“If it’s not a huge mistake, then chalk it up as part of your financial education and don’t make it again,” Sun says. “You can’t get financially independent without making mistakes.”
With this advice in mind, I came up with a few fun ways to lower my spending. Since I found out that my biggest discretionary expenses were on takeout, clothes, and beauty products, I needed to find creative ways to cut down on those areas.
1. ‘Carpooling’ on produce. I love to cook, but I often buy too many groceries so my produce goes bad quickly. Then I’m too tired and lazy to go grocery shopping again and I justify getting takeout. My five other roommates have similar issues, though, so we found a solution. One of my housemates and I are “going carpool” on produce so we make the most of it before it expires.
Mier and her roommates “carpool” on fresh produce so it doesn’t go bad – and they save money.
Source: Amanda Mier
2. Roommate dinner night. My house is also having a house dinner every week where we cook together, making saving money a social activity. For last week’s dinner, we went to get groceries in Chinatown for a dumpling-making night. It was absolutely delicious, and we ended up spending only $10 per person on tons of food and drinks — a meal which would have cost over $30 per person had we gone out!
Mier and her roommates decided to cook together at home at least once a week – it’s fun and it saves money.
Source: Amanda Mier
3. Clothing swap. We also did a clothing swap to help curb our online shopping urges, where we traded in clothes that didn’t fit anymore or which we didn’t want so we could spice up each other’s wardrobes (we donated what we didn’t end up trading). I got a phenomenal haul and ended up saving so much.
Mier is excited with the haul she got from the roommate clothing swap. She got great stuff – and didn’t spend any money!
Source: Amanda Mier
4. Doing at-home beauty treatments. Going to the salon is fun and relaxing – but it also costs a lot of money! So, I decided to try doing a few things – like my face mask, eyelashes and nails at home.
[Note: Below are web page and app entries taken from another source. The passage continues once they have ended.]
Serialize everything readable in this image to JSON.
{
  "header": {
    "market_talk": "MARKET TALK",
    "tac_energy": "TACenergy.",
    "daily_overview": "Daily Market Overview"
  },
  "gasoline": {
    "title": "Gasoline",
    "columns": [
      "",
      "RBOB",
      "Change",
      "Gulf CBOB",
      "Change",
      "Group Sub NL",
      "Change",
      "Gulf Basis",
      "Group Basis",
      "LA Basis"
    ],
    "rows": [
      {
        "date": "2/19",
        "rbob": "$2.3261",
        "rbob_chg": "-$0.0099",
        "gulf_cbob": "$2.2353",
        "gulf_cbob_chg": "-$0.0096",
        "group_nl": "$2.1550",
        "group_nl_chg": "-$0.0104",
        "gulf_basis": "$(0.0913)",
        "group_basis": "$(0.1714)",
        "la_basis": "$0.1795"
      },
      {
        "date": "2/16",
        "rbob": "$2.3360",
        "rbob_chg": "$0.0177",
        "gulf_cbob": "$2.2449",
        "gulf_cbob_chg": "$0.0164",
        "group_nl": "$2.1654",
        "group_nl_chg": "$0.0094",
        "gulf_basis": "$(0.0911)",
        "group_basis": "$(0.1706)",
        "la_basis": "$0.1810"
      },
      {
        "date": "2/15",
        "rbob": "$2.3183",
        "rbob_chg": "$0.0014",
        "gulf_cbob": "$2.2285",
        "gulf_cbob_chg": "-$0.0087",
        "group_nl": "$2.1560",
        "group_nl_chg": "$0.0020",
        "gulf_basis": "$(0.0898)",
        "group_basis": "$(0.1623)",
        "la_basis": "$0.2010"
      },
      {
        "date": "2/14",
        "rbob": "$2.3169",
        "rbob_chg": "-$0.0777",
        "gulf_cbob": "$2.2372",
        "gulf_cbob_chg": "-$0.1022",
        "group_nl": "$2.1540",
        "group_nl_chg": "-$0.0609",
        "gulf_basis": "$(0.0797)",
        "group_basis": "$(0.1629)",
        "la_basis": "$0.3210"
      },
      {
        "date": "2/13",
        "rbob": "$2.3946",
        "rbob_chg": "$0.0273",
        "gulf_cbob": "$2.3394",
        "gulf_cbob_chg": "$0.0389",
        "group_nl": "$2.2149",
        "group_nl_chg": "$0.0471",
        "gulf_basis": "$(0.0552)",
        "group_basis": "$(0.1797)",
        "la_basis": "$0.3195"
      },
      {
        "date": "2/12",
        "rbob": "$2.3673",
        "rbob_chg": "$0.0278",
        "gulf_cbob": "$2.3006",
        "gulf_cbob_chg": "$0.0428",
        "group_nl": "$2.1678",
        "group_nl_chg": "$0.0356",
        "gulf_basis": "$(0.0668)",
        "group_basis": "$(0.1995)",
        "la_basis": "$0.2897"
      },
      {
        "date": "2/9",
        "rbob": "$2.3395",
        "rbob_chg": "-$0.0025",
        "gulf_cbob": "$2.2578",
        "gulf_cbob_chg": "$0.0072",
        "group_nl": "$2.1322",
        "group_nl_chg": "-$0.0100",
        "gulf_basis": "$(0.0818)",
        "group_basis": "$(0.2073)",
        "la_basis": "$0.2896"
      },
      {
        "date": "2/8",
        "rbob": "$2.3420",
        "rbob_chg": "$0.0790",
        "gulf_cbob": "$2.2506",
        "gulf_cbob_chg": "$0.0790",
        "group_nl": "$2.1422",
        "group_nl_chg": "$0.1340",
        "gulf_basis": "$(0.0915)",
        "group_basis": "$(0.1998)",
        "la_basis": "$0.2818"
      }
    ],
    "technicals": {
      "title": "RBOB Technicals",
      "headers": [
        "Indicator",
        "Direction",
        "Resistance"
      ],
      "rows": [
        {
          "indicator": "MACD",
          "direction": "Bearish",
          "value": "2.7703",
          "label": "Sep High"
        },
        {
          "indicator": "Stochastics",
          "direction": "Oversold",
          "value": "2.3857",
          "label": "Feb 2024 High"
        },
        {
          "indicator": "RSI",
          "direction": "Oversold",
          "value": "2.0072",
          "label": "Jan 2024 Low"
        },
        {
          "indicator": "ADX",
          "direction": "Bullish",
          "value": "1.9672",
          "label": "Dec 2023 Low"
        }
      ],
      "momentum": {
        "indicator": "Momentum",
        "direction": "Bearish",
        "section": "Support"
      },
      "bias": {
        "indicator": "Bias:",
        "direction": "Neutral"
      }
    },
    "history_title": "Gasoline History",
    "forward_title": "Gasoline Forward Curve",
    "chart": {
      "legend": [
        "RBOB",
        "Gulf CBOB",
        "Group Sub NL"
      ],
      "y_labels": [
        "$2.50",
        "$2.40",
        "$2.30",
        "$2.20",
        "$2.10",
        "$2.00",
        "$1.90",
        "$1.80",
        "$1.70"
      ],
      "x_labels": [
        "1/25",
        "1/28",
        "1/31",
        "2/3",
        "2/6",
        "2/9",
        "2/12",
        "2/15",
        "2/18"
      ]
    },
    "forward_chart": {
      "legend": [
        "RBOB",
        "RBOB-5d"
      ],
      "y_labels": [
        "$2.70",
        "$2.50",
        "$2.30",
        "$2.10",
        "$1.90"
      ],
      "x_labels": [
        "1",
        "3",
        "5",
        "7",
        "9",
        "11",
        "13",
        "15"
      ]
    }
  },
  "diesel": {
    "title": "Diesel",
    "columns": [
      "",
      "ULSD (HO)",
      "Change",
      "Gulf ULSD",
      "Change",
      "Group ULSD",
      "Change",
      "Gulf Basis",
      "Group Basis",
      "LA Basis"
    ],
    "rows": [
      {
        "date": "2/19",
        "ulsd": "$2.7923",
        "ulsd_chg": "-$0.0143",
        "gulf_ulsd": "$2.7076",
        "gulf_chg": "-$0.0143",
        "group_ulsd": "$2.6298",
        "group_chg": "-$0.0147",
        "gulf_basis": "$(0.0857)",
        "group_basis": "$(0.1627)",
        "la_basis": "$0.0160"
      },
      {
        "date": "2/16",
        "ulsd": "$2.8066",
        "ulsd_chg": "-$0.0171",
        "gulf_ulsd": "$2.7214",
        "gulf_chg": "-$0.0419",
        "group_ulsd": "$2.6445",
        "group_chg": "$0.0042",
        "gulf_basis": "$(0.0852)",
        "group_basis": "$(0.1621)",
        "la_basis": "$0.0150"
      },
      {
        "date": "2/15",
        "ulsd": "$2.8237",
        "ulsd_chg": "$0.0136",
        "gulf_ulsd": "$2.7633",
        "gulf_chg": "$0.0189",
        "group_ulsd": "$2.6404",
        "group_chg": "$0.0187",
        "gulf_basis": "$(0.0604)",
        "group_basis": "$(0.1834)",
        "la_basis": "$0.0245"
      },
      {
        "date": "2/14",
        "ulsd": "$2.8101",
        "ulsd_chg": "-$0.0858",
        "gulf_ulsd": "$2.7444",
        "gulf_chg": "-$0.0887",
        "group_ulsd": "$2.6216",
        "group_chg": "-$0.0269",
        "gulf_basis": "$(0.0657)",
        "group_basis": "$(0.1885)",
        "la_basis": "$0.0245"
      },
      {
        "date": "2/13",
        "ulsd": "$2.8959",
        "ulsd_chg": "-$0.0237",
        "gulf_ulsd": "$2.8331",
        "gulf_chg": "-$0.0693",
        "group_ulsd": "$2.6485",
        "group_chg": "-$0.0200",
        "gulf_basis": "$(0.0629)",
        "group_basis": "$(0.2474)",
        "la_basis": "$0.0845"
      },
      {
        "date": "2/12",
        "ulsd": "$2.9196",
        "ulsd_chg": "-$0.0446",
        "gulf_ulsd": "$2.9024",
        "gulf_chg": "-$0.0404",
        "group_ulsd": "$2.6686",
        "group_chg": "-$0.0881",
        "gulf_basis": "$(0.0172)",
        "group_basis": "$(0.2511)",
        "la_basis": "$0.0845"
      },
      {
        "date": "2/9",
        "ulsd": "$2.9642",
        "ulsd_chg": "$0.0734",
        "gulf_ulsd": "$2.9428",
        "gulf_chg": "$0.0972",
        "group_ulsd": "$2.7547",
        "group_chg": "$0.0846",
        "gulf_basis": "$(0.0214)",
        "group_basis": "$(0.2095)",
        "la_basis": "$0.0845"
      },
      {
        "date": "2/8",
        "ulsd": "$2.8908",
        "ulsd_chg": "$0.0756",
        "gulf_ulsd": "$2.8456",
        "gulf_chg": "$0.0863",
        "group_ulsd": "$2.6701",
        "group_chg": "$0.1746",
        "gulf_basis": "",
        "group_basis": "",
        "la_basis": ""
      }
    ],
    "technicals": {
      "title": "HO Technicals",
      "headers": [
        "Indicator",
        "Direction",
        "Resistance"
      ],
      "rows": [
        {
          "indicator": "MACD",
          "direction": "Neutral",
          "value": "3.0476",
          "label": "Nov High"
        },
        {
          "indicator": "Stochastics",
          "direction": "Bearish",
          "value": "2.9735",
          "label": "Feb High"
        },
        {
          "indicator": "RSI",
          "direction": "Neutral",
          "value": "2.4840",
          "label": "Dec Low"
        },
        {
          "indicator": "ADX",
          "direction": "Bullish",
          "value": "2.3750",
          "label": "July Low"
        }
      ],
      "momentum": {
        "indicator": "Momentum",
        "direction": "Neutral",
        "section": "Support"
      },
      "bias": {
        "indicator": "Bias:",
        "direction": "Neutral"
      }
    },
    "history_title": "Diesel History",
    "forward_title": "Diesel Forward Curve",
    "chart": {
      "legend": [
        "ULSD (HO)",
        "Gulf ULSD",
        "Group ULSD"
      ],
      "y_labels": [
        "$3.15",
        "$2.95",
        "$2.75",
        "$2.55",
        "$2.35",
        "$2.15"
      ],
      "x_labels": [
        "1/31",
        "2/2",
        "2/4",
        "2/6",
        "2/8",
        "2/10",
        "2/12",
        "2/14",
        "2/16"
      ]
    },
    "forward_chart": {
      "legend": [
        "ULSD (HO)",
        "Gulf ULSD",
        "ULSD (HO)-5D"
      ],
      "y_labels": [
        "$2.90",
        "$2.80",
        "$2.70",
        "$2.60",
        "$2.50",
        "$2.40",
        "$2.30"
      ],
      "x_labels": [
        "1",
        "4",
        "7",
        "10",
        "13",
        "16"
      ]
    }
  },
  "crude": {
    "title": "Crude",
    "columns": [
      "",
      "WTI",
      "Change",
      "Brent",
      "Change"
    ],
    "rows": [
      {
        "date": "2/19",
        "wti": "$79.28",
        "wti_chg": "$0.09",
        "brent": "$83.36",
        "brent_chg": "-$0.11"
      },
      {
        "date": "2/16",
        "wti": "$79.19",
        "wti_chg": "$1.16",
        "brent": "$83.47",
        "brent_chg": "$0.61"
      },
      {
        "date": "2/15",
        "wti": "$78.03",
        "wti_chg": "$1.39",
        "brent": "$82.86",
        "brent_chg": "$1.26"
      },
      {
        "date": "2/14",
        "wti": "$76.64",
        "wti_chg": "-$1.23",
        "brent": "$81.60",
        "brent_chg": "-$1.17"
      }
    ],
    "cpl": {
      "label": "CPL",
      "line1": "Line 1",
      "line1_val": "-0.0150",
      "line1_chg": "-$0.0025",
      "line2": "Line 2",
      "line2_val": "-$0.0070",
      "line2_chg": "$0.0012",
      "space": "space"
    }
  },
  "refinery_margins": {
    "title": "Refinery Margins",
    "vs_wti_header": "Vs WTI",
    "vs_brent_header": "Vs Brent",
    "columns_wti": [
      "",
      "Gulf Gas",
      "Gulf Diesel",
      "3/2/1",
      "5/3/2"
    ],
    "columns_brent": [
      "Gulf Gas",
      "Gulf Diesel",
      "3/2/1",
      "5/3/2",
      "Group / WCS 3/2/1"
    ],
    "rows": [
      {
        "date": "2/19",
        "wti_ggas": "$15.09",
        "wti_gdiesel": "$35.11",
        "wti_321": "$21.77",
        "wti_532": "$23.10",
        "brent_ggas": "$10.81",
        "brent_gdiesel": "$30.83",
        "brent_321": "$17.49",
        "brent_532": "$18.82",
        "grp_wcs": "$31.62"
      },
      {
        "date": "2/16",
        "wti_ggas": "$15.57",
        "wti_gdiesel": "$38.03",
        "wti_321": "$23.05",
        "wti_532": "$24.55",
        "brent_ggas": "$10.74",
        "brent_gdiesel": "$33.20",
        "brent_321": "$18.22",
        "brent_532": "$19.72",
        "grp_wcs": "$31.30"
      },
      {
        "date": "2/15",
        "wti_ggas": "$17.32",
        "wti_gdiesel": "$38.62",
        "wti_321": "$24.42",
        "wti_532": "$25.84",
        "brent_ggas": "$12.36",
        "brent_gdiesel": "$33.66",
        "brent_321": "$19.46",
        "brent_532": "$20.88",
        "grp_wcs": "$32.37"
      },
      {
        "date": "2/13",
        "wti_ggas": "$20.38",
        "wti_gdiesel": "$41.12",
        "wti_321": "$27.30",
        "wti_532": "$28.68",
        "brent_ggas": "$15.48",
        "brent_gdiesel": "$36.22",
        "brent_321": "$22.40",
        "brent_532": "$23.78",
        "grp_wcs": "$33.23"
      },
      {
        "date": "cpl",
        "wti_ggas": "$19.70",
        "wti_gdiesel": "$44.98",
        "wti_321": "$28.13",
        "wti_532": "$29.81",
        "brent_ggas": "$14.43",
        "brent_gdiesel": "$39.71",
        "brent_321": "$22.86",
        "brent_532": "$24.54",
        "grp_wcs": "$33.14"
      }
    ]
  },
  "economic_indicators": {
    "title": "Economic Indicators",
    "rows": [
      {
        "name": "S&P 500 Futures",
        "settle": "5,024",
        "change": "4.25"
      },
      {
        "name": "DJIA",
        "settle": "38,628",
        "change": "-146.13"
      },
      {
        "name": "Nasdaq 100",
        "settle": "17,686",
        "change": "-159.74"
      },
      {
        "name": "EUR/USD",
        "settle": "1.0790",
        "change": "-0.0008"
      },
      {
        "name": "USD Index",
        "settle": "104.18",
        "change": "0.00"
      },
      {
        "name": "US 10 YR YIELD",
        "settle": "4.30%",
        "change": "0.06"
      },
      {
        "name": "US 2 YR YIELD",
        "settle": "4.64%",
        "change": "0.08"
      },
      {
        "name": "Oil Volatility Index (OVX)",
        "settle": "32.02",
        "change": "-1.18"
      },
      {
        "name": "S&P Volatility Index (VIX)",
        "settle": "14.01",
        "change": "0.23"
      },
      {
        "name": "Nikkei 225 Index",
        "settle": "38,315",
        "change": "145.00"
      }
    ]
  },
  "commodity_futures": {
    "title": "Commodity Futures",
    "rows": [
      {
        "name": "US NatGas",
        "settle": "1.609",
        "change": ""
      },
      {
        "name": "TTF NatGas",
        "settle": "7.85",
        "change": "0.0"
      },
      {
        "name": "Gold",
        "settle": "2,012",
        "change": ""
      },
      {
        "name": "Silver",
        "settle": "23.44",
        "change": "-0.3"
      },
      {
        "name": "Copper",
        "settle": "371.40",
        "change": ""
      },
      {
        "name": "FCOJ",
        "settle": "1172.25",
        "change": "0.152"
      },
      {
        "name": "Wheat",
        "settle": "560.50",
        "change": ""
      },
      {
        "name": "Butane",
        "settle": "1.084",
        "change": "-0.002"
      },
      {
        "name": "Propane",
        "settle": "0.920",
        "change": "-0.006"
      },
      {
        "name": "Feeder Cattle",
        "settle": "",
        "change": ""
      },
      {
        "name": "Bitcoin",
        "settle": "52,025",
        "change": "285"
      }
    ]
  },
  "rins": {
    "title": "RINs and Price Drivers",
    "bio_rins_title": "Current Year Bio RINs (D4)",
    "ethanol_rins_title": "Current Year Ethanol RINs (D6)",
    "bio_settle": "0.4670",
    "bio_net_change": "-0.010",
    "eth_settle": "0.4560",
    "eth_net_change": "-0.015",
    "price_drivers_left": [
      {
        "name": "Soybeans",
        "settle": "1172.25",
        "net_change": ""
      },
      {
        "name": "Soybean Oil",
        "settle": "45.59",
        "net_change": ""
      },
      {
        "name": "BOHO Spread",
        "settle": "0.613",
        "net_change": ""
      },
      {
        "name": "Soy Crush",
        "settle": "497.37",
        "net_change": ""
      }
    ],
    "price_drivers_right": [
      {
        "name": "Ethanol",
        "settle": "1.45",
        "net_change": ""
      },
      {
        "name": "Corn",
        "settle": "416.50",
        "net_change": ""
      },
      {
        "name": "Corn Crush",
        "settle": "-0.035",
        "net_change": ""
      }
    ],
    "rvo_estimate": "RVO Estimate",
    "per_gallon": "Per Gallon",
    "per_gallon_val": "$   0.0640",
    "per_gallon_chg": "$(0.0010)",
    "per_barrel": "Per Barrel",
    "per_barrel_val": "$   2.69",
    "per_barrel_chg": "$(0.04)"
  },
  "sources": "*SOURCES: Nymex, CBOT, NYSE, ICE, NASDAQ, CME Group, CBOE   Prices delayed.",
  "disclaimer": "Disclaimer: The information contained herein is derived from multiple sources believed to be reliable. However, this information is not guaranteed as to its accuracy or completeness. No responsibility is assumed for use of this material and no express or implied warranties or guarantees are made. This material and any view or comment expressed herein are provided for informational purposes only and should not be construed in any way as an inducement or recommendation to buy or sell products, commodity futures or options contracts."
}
Mier experimenting with a home-made face mask of honey and turmeric.
Source: Amanda Mier
Mier applies her DIY face mask.
Source: Amanda Mier
5. Changing my habits. Instead of shopping online when I’m bored or stressed out, I have decided to create art, clean my room, do yoga or take a walk. And when I do, I leave my credit and debit cards at home! So, it reduces the urge to spend even a few bucks on the walk – those savings can add up.
OK, so now the important question: How much am I saving?
1. Takeout. I used to spend $25 per week. Now, with cooking one night a week with roommates ($10 for my part of the groceries), I’m saving $15 per week = $60 monthly savings
2. Clothes. I used to spend $45 a month. Now with the clothing swap (free!) that = $45 monthy savings
3. Beauty products. I used to spend $50-$100/month at a salon. Now, I spend $15 on supplies to do it myself = average monthly savings of $60
Total savings = $165 per month!
That, combined with the $266 I was already saving per month puts me at $431 for monthly savings, which means I hit the savings requirement according to the 50/30/20 rule! (That is: spend 50% of your income on needs, 30% on wants and 20% on savings or paying off debt.)
Let’s see if I can keep it up!
Are you trying to cut expenses while you’re in college, too? Email me an update of how it’s going and any questions you have at email@example.com.
We’re in this together!
CNBC’s “College Voices” is a series written by CNBC interns from universities across the country about coming of age, getting their college education and launching their careers during these extraordinary times. Amanda Mier is a senior at the University of California, Berkeley, majoring in English. She set up her first budget and agreed to document it in a series of articles and Instagram videos for College Voices. The series is edited by Cindy Perman.
Disclosure: NBCUniversal and Comcast Ventures are investors in Acorns.